--- What is expected ---
Set down all of the data exactly as it appears.

-------------------------

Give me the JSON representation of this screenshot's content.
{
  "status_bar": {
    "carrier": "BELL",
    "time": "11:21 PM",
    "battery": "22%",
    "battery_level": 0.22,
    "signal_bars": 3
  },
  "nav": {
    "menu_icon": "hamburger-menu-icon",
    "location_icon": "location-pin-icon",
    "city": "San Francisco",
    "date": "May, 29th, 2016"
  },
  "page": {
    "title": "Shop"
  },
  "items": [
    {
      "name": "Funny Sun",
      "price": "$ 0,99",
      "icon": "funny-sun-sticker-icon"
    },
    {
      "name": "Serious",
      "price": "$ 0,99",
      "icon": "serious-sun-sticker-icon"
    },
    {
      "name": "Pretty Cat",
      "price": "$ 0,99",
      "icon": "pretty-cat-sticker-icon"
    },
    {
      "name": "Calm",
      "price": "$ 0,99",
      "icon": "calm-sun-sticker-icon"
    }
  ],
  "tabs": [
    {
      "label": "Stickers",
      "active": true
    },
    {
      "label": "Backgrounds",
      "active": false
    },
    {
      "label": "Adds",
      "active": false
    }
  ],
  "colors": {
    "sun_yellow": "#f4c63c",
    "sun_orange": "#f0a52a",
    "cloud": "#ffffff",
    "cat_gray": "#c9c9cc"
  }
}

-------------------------

--- Response to the exercise ---
Give me the JSON representation of this screenshot's content.
{
  "status_bar": {
    "carrier": "BELL",
    "time": "11:21 PM",
    "battery": "22%",
    "battery_level": 0.22,
    "signal_bars": 3
  },
  "nav": {
    "menu_icon": "hamburger-menu-icon",
    "location_icon": "location-pin-icon",
    "city": "San Francisco",
    "date": "May, 29th, 2016"
  },
  "page": {
    "title": "Shop"
  },
  "items": [
    {
      "name": "Funny Sun",
      "price": "$ 0,99",
      "icon": "funny-sun-sticker-icon"
    },
    {
      "name": "Serious",
      "price": "$ 0,99",
      "icon": "serious-sun-sticker-icon"
    },
    {
      "name": "Pretty Cat",
      "price": "$ 0,99",
      "icon": "pretty-cat-sticker-icon"
    },
    {
      "name": "Calm",
      "price": "$ 0,99",
      "icon": "calm-sun-sticker-icon"
    }
  ],
  "tabs": [
    {
      "label": "Stickers",
      "active": true
    },
    {
      "label": "Backgrounds",
      "active": false
    },
    {
      "label": "Adds",
      "active": false
    }
  ],
  "colors": {
    "sun_yellow": "#f4c63c",
    "sun_orange": "#f0a52a",
    "cloud": "#ffffff",
    "cat_gray": "#c9c9cc"
  }
}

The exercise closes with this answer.